KPMG Abogados, Spain | View firm profile
KPMG abogados is on the threshold of a new era in which our professionals will form part of multidisciplinary teams offering our clients solutions to complex problems, sharing tools and platforms with them in order to make our communications easier and more secure. Being multidisciplinary, global and IT-evolved is our key strategy.
What do you see as the main points that differentiate kpmg abogados from your competitors?
“KPMG-abogados” is different from other law firms as we are part of a global, multidisciplinary services firm such as KPMG. This gives us the possibility to work with many other advisory and audit professionals who contribute relevant expertise in different fields, and the capability to use the most advanced technology.
As a legal firm within the “Big Four” we have brought on board many highly-ranked professionals from the different and most prestigious lawyers´ rankings (Chambers, Legal500, Best Lawyers, IFRL1000, etc.). This combination of quality, multidisciplinary approach and being highly IT-based is quite unique.
Which practices do you see growing in the next 12 months? What are the drivers behind that?
The Spanish economy is recovering quite rapidly from the last crisis, with growth and employment showing a very positive trend in recent years. This has attracted additional interest in our economy from global investors. Areas related to M&A and transactions (including real estate) are the beneficiaries of this drive. I would also add that legal activity concerning regulatory implementation, especially in the financial sector (MIFID II, GDPR, PSD2 or PRIIPS), remains strong.
The activity surrounding Brexit has also been growing in recent months, with UK-based companies seeking different location alternatives, and Spanish companies established or with relevant activity in the UK wanting to gain a better understanding of the potential situations they are going to face in the coming years.
What’s the main change you’ve made in the firm that will benefit clients?
One of the effects of the last crisis has been clients’ sensitivity to costs. This is something that it is not going to change (at least dramatically) in the near future, so we have to adapt to a situation in which prices are going to be low compared with traditional standards.
We need to be more efficient in order to be able to provide high quality legal services at a moderate cost while also protecting our profitability and ensuring proper remuneration for our professionals. There is no doubt that technology is the only way to make this happen.
Is technology changing the way you interact with your clients, and the services you can provide them?
The change is already here. We are working to offer our clients shared tools and platforms in order to make our combined work more efficient and more secure. We are investing heavily in making this a reality for our clients.
Can you give us a practical example of how you have helped a client to add value to their business?
We prefer not to talk about individual clients or proposals but, generally speaking, I think that in the main regulatory implementation projects in which we have being participating over the last two years (MIFID II, GDPR, PSD2, PRIIPS or IDD) we have been able to help our clients in their strategic reflection, providing legal advice on the interpretation of new rules and helping them to effectively change their internal governance, systems and processes using a multidisciplinary team of lawyers and advisors.
I think those projects are a good illustration of the kind of complex projects we are equipped to deal with.
Are clients looking for stability and strategic direction from their law firms – where do you see the firm in three years’ time?
In nearly all kinds of legal work there is a prior need for strategic reflection on the new regulatory aspects that are going to affect your business model, your profitability, the way in which clients will perceive you, the position you will occupy in the marketplace and your ability to compete with new entities (i.e. fintech or bigtech).
Data & analytics will be crucial to being in a position to provide sophisticated analysis and predictability to our clients, both in terms of customer behavior or future judicial decisions.
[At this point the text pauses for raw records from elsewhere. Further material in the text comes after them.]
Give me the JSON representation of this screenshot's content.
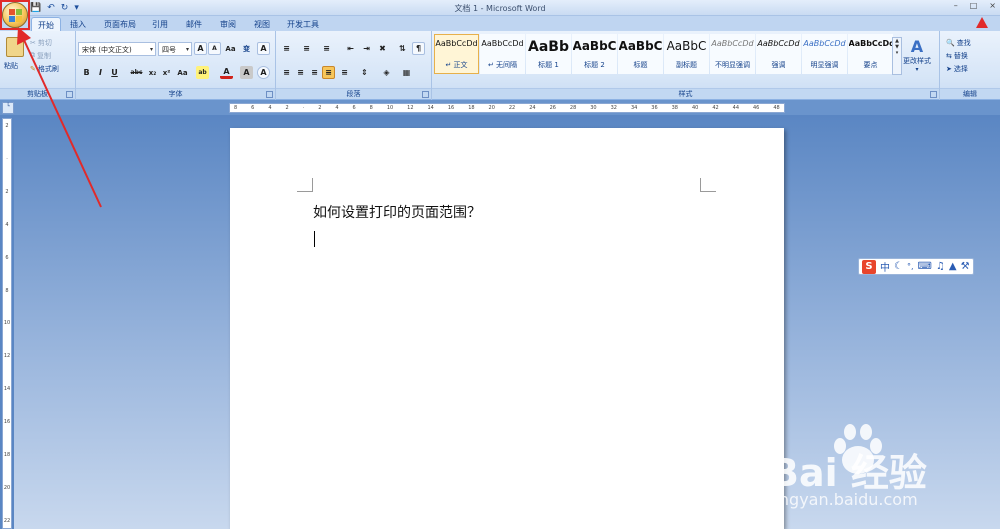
{
  "window": {
    "title": "文档 1 - Microsoft Word",
    "controls": [
      "–",
      "□",
      "×"
    ]
  },
  "quick_access": [
    "save-icon",
    "undo-icon",
    "redo-icon",
    "customize-icon"
  ],
  "tabs": [
    {
      "label": "开始",
      "active": true
    },
    {
      "label": "插入"
    },
    {
      "label": "页面布局"
    },
    {
      "label": "引用"
    },
    {
      "label": "邮件"
    },
    {
      "label": "审阅"
    },
    {
      "label": "视图"
    },
    {
      "label": "开发工具"
    }
  ],
  "clipboard": {
    "label": "剪贴板",
    "paste": "粘贴",
    "cut": "剪切",
    "copy": "复制",
    "format_painter": "格式刷"
  },
  "font": {
    "label": "字体",
    "font_name": "宋体 (中文正文)",
    "font_size": "四号",
    "buttons_row1": [
      "A",
      "A",
      "Aa",
      "A"
    ],
    "buttons_row2": [
      "B",
      "I",
      "U",
      "abc",
      "x₂",
      "x²",
      "Aa",
      "ab",
      "A",
      "A",
      "A"
    ]
  },
  "paragraph": {
    "label": "段落"
  },
  "styles": {
    "label": "样式",
    "items": [
      {
        "sample": "AaBbCcDd",
        "name": "↵ 正文",
        "selected": true
      },
      {
        "sample": "AaBbCcDd",
        "name": "↵ 无间隔"
      },
      {
        "sample": "AaBb",
        "name": "标题 1"
      },
      {
        "sample": "AaBbC",
        "name": "标题 2"
      },
      {
        "sample": "AaBbC",
        "name": "标题"
      },
      {
        "sample": "AaBbC",
        "name": "副标题"
      },
      {
        "sample": "AaBbCcDd",
        "name": "不明显强调"
      },
      {
        "sample": "AaBbCcDd",
        "name": "强调"
      },
      {
        "sample": "AaBbCcDd",
        "name": "明显强调"
      },
      {
        "sample": "AaBbCcDd",
        "name": "要点"
      }
    ],
    "change_styles": "更改样式"
  },
  "editing": {
    "label": "编辑",
    "find": "查找",
    "replace": "替换",
    "select": "选择"
  },
  "ruler": {
    "h_ticks": [
      "8",
      "6",
      "4",
      "2",
      "",
      "2",
      "4",
      "6",
      "8",
      "10",
      "12",
      "14",
      "16",
      "18",
      "20",
      "22",
      "24",
      "26",
      "28",
      "30",
      "32",
      "34",
      "36",
      "38",
      "40",
      "42",
      "44",
      "46",
      "48"
    ],
    "v_ticks": [
      "2",
      "",
      "2",
      "4",
      "6",
      "8",
      "10",
      "12",
      "14",
      "16",
      "18",
      "20",
      "22"
    ]
  },
  "document": {
    "text": "如何设置打印的页面范围？"
  },
  "ime": {
    "logo": "S",
    "mode": "中"
  },
  "watermark": {
    "brand": "Bai  经验",
    "url": "jingyan.baidu.com"
  },
  "colors": {
    "annotation": "#e12a2a",
    "ribbon_text": "#15428b",
    "background": "#5a86c3"
  }
}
I see KPMG as a multidisciplinary, global firm able to provide solutions to our clients by combining different perspectives, including tax and legal, and supported by technological capabilities we are only beginning to know.